Extremely slow practice, even in a slow movement, can also be helpful in securing memory because it removes some of the digital memory.

Friday, June 6, 2014

Stretching Exercises for Pianists: The Topic That Won't Die

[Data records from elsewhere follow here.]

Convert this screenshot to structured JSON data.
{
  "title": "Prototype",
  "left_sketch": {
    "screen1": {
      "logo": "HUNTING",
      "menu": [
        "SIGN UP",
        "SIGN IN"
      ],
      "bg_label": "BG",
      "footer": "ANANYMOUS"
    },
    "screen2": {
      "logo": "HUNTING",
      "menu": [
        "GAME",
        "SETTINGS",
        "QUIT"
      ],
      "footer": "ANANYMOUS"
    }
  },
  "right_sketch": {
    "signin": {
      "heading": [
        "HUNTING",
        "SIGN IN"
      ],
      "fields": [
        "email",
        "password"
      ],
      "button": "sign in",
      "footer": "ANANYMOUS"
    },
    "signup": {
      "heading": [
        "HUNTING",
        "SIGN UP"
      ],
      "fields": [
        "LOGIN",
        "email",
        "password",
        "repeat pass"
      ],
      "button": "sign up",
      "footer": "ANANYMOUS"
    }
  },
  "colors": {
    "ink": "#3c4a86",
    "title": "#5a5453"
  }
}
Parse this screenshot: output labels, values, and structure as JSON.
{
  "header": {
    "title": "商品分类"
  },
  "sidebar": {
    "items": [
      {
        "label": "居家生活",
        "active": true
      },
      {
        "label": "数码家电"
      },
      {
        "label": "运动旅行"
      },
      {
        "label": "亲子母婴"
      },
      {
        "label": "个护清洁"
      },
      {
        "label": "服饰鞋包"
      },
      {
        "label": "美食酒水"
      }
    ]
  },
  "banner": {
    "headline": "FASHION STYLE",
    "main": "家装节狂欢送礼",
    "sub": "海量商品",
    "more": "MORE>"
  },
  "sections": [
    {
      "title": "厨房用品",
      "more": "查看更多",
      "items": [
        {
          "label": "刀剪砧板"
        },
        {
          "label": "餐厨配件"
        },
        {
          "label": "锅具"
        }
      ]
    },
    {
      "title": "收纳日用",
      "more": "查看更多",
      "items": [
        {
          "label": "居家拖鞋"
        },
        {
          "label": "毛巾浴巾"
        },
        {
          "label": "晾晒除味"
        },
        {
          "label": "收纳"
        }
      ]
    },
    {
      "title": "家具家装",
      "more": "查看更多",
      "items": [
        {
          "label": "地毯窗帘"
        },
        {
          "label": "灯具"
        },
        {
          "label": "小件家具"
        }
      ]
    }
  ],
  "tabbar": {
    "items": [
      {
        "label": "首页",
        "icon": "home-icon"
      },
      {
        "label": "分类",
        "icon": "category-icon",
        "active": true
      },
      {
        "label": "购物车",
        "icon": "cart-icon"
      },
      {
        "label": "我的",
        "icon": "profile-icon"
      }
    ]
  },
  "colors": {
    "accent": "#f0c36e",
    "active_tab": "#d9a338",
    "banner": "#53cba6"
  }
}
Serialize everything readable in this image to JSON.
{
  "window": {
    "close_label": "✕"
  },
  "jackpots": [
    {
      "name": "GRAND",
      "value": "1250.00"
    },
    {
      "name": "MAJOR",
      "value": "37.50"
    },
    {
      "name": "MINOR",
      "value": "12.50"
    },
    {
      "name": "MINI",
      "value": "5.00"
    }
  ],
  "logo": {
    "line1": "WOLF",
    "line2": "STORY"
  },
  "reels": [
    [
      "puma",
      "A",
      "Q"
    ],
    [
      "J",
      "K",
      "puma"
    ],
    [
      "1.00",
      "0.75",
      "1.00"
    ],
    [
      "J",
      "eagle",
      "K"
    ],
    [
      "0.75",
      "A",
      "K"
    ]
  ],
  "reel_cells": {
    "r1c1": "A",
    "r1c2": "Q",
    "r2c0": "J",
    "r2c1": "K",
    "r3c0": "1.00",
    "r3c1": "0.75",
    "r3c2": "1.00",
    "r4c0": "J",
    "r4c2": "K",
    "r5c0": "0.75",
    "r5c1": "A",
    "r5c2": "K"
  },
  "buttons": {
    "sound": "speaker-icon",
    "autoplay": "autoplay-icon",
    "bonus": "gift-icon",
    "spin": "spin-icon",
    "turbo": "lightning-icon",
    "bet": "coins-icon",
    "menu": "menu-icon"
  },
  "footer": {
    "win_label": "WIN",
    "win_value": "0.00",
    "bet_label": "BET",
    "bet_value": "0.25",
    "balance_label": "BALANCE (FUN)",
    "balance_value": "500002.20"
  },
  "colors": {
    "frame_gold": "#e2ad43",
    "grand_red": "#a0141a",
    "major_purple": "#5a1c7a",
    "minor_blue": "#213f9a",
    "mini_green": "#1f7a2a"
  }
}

One contributor to a music forum for pianists offered a YouTube video of a pianist "stretching" his fingers using the keyboard as his stationary block. He worked his fingers in and out of the black keys and against the rail, claiming that these stretches made him limber. Needless to say, discussion ensued. Some wise pianists—these are the ones who agree with me—observed that such gesticulations had nothing at all to do with piano playing. If that's true, if these stretches are not about piano playing, what might they be about. I say "might" because I can only speculate. I put these "limbering" exercises in a category with other feel-good, possibly therapeutic, activities that are akin to warmup stretches that dancers, athletes and yoga practitioners use.
     I know how good stretches can feel because I do them myself— on a mat on the floor—in order to increase circulation in my limbs and "wake up." I can imagine that this pianist of the video experiences similar feelings of release as he manipulates his fingers. But, no, this has nothing to do with piano playing.
     The size of the hand is determined genetically. Tendons cannot be stretched. This is not to say that we can't learn to use what we have without abusing it. Speaking of abuse, one contributor shared that he derived benefit from Dohnanyi exercises. Do you know the ones? The pianist is asked to hold down certain notes and lift other fingers away from the hand. This pianist feels he derives a "certain kind of overall limberness that's hard to describe." I suspect he can't describe it because he can't relate it to piano playing.
     Another writer felt moved to compare what pianists do with athletic training, claiming that "piano playing is above all else a motor skill." Well, I don't argue against that. But he goes on to explain that the refined motor skills we need at the piano are the same as what athletes use, suggesting that stretching and building strength are also part of the pianist's catechism. He could not be persuaded that athletes train large muscle groups for strength and endurance, whereas pianists train for refined physical coordination.
Alicia de la Rocha
     Alicia de la Rocha, the distinguished, diminutive pianist of the Spanish persuasion entered the discussion by way of support for the idea of stretching. Someone claiming to know whereof he spoke stated that de la Rocha stretched her tiny hand so that it could reach a tenth, enabling her to play Rachmaninoff and other giants. Well, I don't know what she did. But she herself stated that she was blessed with a wide space between thumb and index finger and an extra long fifth finger, enabling her to reach a tenth despite having a small hand. 
   So, don't waste time and energy and risk injury by stretching and pulling your fingers. Use them according to their design in the way that produces maximum results with the least amount of effort.